Wisconsin wasn’t the only state this week making news in regards to a youth-concussion law.
On Tuesday, Idaho governor C.L. “Butch” Otter signed into law a revision of his state’s previous youth-concussion law, one that’s much more in line with legislation already passed by most other states.
The previous law, which was passed in 2010, only required the state board of education to work with the Idaho High School Activities Association to develop concussion guidelines and make them available to parents. The law did not require parents to sign concussion-information forms, coaches weren’t required to go through concussion training, and student-athletes weren’t required to be removed from competition when suspected of a concussion.
The National Football League, which considers Washington state’s “Lystedt Law” as the model for youth-concussion legislation, did not recognize Idaho’s previous law as being adequate.
In contrast, the new law signed by Otter this week aligns with the three major components of the Lystedt Law. Parents are required to sign a concussion-information form before their kids can participate on a sports team, student-athletes are required to be immediately removed from play when suspected of a concussion, and those student-athletes can’t return before obtaining medical clearance.
The law also requires coaches, referees, game officials, and athletic trainers to review the established concussion guidelines on an annual basis. Of the 36 states (along with the District of Columbia) with youth-concussion laws, roughly half contain some form of mandatory coaches training; however, extending that training to referees, game officials, and athletic trainers is much more rare.
The NFL extended its thanks to Otter for passing the new law. With Idaho’s revision, only three of the 36 states with youth-concussion laws now have legislation that isn’t aligned with the Lystedt Law.
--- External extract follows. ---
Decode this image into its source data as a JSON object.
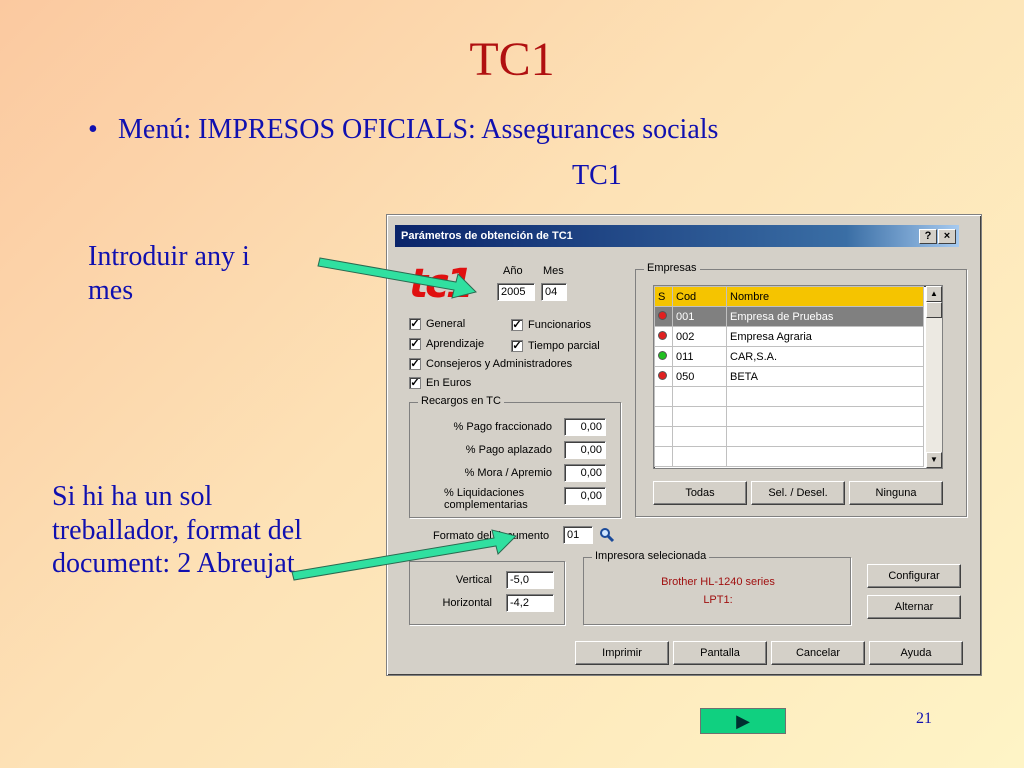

A version of this news article first appeared in the Schooled in Sports blog.